__Your goal__
Count every line in this listing that has "selected". Reply with only the total.

__Study material__

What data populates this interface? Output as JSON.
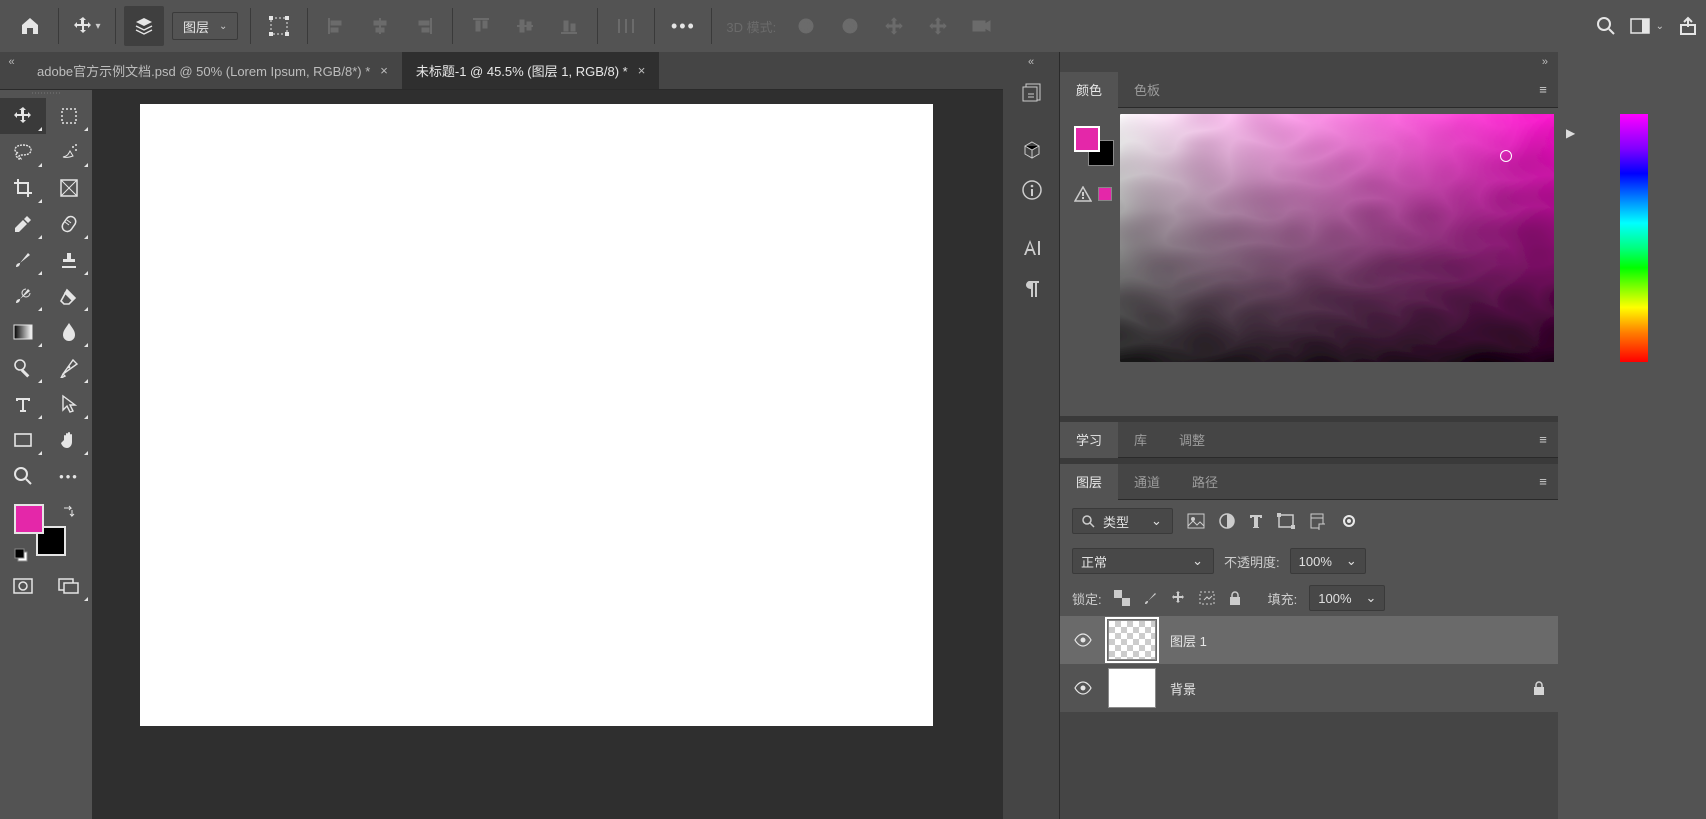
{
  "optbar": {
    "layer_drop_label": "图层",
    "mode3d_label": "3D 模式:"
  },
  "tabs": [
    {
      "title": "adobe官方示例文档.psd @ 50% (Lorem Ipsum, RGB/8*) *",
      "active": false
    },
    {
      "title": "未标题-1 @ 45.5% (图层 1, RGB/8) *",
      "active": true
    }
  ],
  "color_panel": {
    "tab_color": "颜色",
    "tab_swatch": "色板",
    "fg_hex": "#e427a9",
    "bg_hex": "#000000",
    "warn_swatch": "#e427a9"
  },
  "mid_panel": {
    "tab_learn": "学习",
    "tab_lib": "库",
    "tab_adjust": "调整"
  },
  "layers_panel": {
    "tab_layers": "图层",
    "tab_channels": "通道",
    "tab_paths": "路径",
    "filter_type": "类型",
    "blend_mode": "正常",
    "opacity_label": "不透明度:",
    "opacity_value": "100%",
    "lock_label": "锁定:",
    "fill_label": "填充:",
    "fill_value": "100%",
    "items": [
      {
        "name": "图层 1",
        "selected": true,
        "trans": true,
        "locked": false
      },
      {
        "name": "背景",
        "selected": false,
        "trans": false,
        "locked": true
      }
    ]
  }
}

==

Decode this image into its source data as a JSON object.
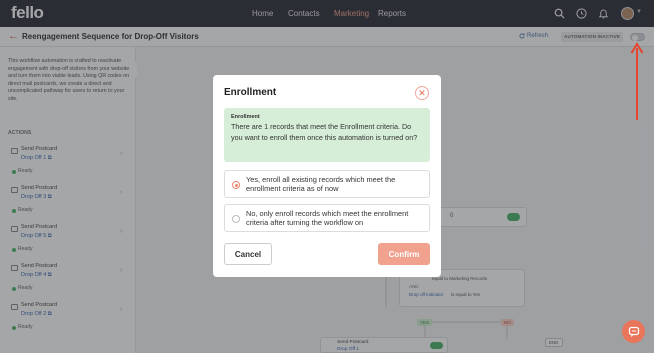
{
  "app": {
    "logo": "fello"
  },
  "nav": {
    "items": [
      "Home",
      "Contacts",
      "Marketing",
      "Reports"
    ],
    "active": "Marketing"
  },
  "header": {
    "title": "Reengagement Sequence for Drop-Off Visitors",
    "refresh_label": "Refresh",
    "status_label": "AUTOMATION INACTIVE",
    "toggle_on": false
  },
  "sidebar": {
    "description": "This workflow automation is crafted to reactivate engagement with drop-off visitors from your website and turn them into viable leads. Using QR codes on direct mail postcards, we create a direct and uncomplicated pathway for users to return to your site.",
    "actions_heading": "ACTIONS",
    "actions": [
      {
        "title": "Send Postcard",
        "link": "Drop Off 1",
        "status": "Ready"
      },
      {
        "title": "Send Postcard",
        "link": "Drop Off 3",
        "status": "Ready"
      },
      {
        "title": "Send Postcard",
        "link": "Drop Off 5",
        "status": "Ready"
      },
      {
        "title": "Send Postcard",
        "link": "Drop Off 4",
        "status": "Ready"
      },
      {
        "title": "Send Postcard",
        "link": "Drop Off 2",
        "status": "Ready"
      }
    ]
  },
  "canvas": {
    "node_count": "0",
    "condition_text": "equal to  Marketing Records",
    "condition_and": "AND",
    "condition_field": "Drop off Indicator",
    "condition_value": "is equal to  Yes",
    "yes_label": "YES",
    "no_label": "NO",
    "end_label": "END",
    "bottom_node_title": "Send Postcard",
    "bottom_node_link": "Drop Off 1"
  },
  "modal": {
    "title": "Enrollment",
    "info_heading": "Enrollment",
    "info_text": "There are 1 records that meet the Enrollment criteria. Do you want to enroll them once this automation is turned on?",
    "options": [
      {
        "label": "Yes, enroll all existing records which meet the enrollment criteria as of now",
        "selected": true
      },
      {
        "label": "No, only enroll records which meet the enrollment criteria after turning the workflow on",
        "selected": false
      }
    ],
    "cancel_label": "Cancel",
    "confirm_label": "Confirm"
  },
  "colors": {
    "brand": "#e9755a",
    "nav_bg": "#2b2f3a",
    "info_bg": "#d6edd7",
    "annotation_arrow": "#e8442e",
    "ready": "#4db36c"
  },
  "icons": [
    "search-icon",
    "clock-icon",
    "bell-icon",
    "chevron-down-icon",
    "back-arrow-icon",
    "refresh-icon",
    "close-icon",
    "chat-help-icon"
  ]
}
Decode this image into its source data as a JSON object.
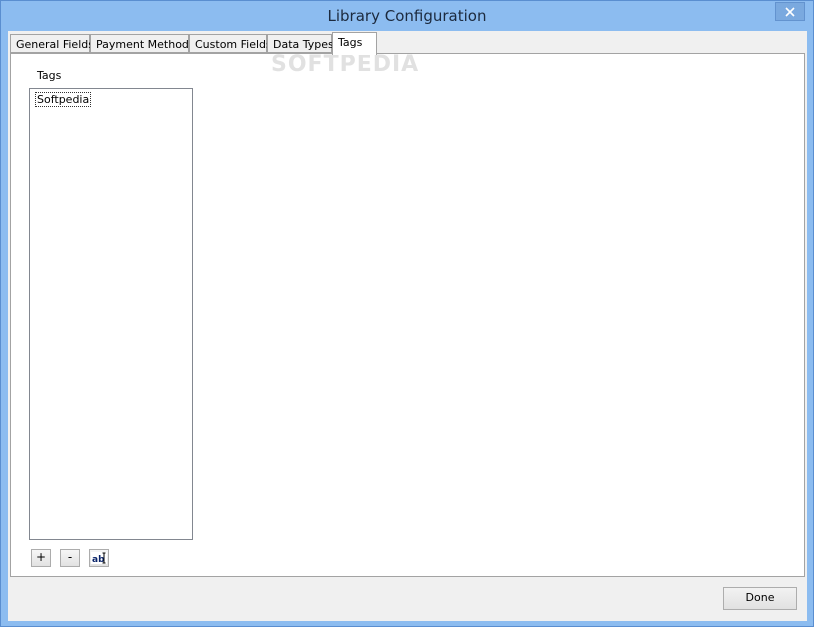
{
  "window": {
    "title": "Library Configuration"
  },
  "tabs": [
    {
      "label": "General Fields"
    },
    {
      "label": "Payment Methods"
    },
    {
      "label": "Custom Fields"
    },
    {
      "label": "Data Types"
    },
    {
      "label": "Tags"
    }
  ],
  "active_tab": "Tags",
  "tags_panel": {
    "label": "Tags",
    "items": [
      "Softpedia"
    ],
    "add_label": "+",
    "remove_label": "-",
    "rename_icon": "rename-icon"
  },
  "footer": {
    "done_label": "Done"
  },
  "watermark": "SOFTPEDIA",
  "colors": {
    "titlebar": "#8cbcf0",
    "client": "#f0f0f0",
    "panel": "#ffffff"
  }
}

__Output__
4